|MRI of the brain, including the brain stem and base of the skull, during the intracranial procedure without contrast (code: 70557)||$84||$132|
|MRI of the brain, including the brain stem and base of the skull, during the intracranial procedure with and without contrast (code: 70559)||$50||$68|
|MRI of the brain, functional MRI requiring administration of neurofunctional testing (code: 70555)||$47||$69|
|MRI of the brain, functional MRI, including administration of repetitive body part movement and possible visual stimulation (code: 70554)||$44||$66|
How many MRIs can one have?
MRIs are considered safe, and since they do not use X-rays, there isn’t any limit that a person can have as they do not cause effects to the body over time as CT scans and X-rays can. Typically, there is no limit on the number of MRIs Medicare will cover if it’s deemed medically necessary and ordered by a licensed medical professional.
In general, Medicare will cover the cost of an MRI at 80% once the Part B deductible is met and ordered by a healthcare provider to diagnose or treat a condition. MRIs and PET scans are different types of tests that can be done to examine organs and tissues within the body, however, both are covered by Medicare. Several factors go into determining the cost of MRIs and other types of tests. For more information, you can visit the Medicare.gov website.
How much will Medicare pay for an MRI?
Medicare will pay 80% of the approved amount, and the beneficiary will cover the other 20% after the Part B deductible is met. The cost to the beneficiary can be anywhere from $38 to $132, on average, for a brain MRI.
What part of Medicare pays for MRI?
Medicare covers non-laboratory diagnostic tests such as PET scans and MRIs under Medicare Part B medical insurance. These tests are covered under Part B when medically necessary and ordered by a licensed healthcare provider. Medicare Part B will also cover some tests used to prevent or detect a healthcare problem early, known as preventive and screening services.
Can MRI results be seen immediately?
No, results are generally made available by the next day, but sometimes may be available several hours after the exam or take longer than one day. The scan is sent to a radiologist to read and interpret the results first, and then the report is sent to your provider for review.

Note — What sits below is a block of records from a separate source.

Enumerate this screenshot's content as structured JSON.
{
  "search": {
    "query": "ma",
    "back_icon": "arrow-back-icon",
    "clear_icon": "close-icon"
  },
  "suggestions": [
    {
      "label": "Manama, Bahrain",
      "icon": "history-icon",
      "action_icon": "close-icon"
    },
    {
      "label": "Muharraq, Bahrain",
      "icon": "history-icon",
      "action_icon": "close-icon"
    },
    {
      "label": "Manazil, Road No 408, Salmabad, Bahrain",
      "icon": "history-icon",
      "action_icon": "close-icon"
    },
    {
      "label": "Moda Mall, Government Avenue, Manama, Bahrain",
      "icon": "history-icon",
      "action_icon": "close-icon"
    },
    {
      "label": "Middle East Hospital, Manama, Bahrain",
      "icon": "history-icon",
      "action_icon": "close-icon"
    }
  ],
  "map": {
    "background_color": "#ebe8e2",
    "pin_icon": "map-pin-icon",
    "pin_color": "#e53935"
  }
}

- U.S. Dept of Health and Human Services. Magnetic Resonance Imaging (MRI).
- Cleveland Clinic. MRI (Magnetic Resonance Imaging).
- Medicare.gov. Diagnostic Non-Laboratory Tests.
- Cleveland Clinic. PET Scan.
- CMS.gov. Beta Amyloid Positron Emission Tomography in Dementia and Neurodegenerative Disease.